> **Data records**:
▼▼▼

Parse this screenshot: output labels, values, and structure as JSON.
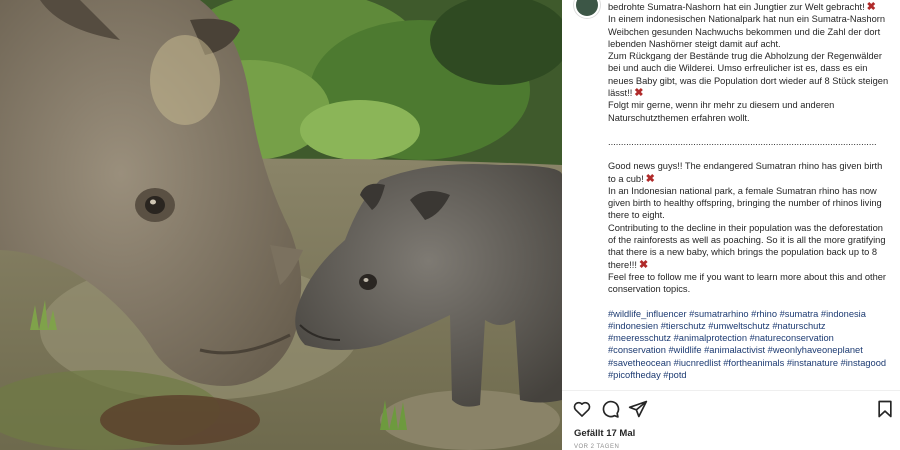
{
  "post": {
    "caption_de": [
      "bedrohte Sumatra-Nashorn hat ein Jungtier zur Welt gebracht!",
      "In einem indonesischen Nationalpark hat nun ein Sumatra-Nashorn Weibchen gesunden Nachwuchs bekommen und die Zahl der dort lebenden Nashörner steigt damit auf acht.",
      "Zum Rückgang der Bestände trug die Abholzung der Regenwälder bei und auch die Wilderei. Umso erfreulicher ist es, dass es ein neues Baby gibt, was die Population dort wieder auf 8 Stück steigen lässt!!",
      "Folgt mir gerne, wenn ihr mehr zu diesem und anderen Naturschutzthemen erfahren wollt."
    ],
    "separator": "........................................................................................................",
    "caption_en": [
      "Good news guys!! The endangered Sumatran rhino has given birth to a cub!",
      "In an Indonesian national park, a female Sumatran rhino has now given birth to healthy offspring, bringing the number of rhinos living there to eight.",
      "Contributing to the decline in their population was the deforestation of the rainforests as well as poaching. So it is all the more gratifying that there is a new baby, which brings the population back up to 8 there!!!",
      "Feel free to follow me if you want to learn more about this and other conservation topics."
    ],
    "hashtags": "#wildlife_influencer #sumatrarhino #rhino #sumatra #indonesia #indonesien #tierschutz #umweltschutz #naturschutz #meeresschutz #animalprotection #natureconservation #conservation #wildlife #animalactivist #weonlyhaveoneplanet #savetheocean #iucnredlist #fortheanimals #instanature #instagood #picoftheday #potd",
    "likes_text": "Gefällt 17 Mal",
    "date_text": "VOR 2 TAGEN"
  },
  "icons": [
    "heart-icon",
    "comment-icon",
    "share-icon",
    "bookmark-icon",
    "cross-mark-icon"
  ],
  "colors": {
    "hashtag": "#1d3b72",
    "cross_mark": "#b02a2a",
    "muted": "#8e8e8e"
  }
}
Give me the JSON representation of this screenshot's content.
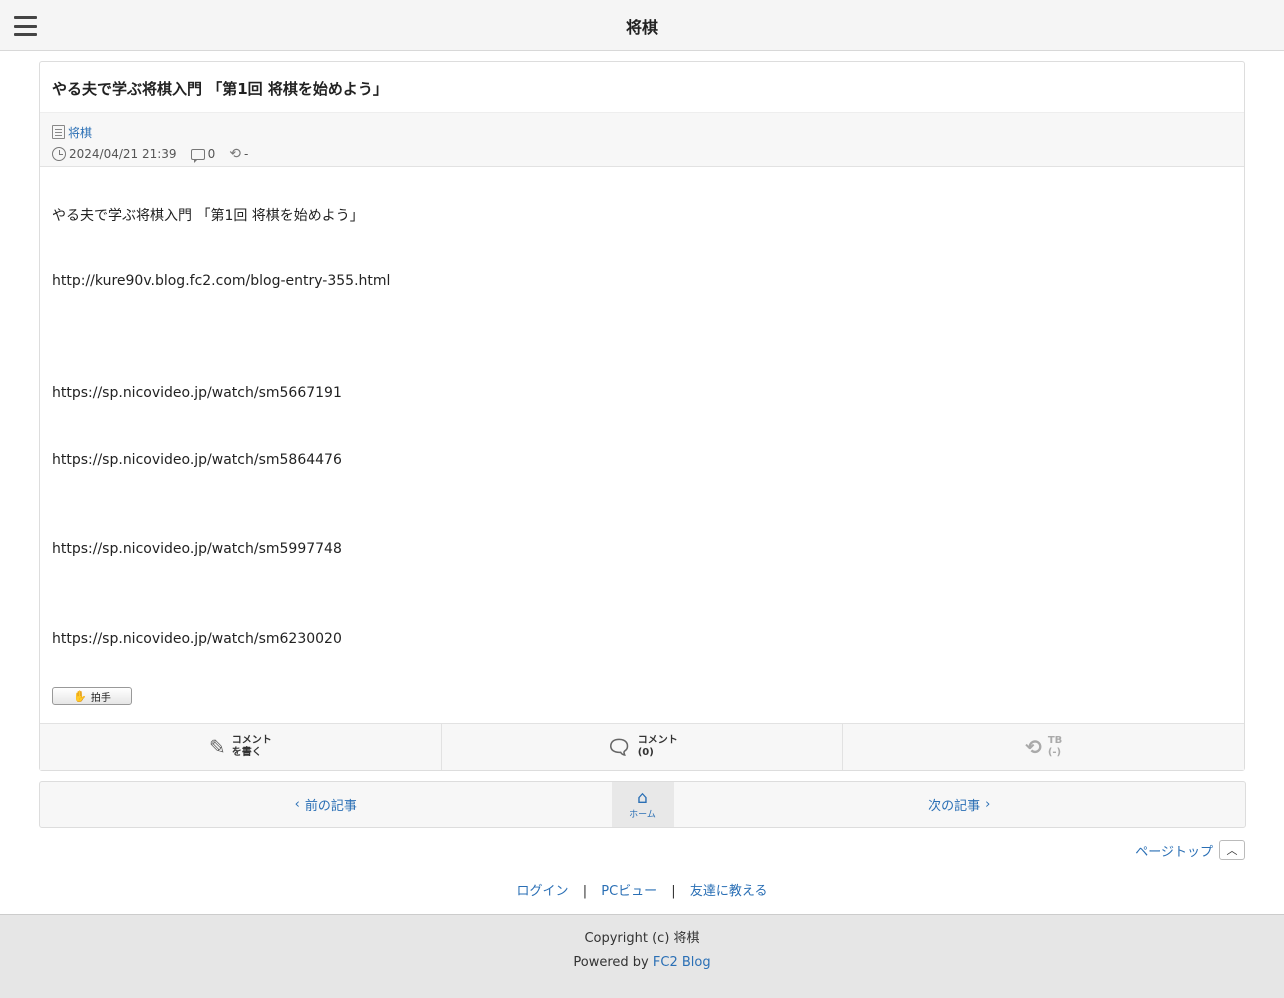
{
  "header": {
    "title": "将棋"
  },
  "article": {
    "title": "やる夫で学ぶ将棋入門 「第1回 将棋を始めよう」",
    "category": "将棋",
    "datetime": "2024/04/21 21:39",
    "comment_count": "0",
    "trackback_count": "-",
    "body": [
      "やる夫で学ぶ将棋入門 「第1回 将棋を始めよう」",
      "http://kure90v.blog.fc2.com/blog-entry-355.html",
      "https://sp.nicovideo.jp/watch/sm5667191",
      "https://sp.nicovideo.jp/watch/sm5864476",
      "https://sp.nicovideo.jp/watch/sm5997748",
      "https://sp.nicovideo.jp/watch/sm6230020"
    ],
    "clap_label": "拍手"
  },
  "actions": {
    "write_comment_line1": "コメント",
    "write_comment_line2": "を書く",
    "comments_line1": "コメント",
    "comments_line2": "(0)",
    "tb_line1": "TB",
    "tb_line2": "(-)"
  },
  "pager": {
    "prev": "前の記事",
    "home": "ホーム",
    "next": "次の記事"
  },
  "pagetop": "ページトップ",
  "footer_links": [
    "ログイン",
    "PCビュー",
    "友達に教える"
  ],
  "footer": {
    "copyright": "Copyright (c) 将棋",
    "powered_prefix": "Powered by",
    "powered_link": "FC2 Blog"
  }
}
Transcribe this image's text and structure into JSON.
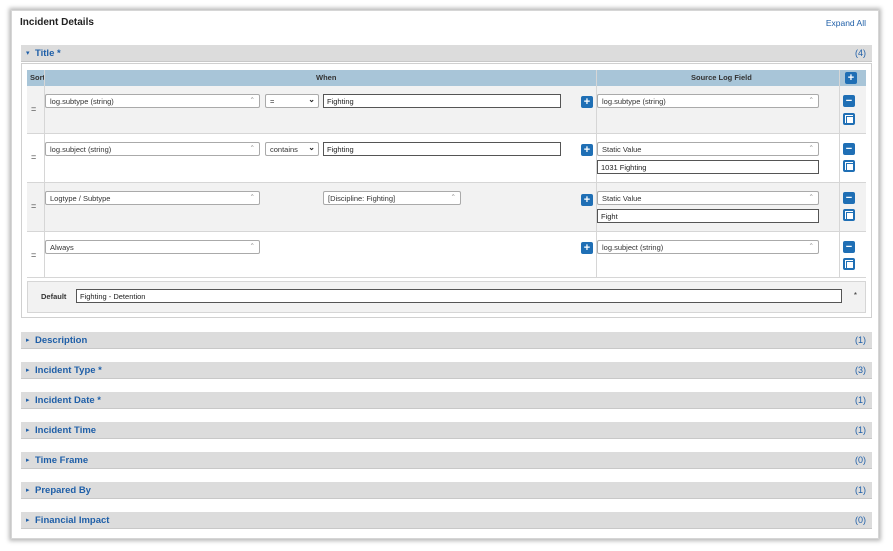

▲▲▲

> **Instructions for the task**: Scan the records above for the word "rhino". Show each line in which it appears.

> **Reply**:
      "Good news guys!! The endangered Sumatran rhino has given birth to a cub!",
      "In an Indonesian national park, a female Sumatran rhino has now given birth to healthy offspring, bringing the number of rhinos living there to eight.",
    "hashtags": "#wildlife_influencer #sumatrarhino #rhino #sumatra #indonesia #indonesien #tierschutz #umweltschutz #naturschutz #meeresschutz #animalprotection #natureconservation #conservation #wildlife #animalactivist #weonlyhaveoneplanet #savetheocean #iucnredlist #fortheanimals #instanature #instagood #picoftheday #potd",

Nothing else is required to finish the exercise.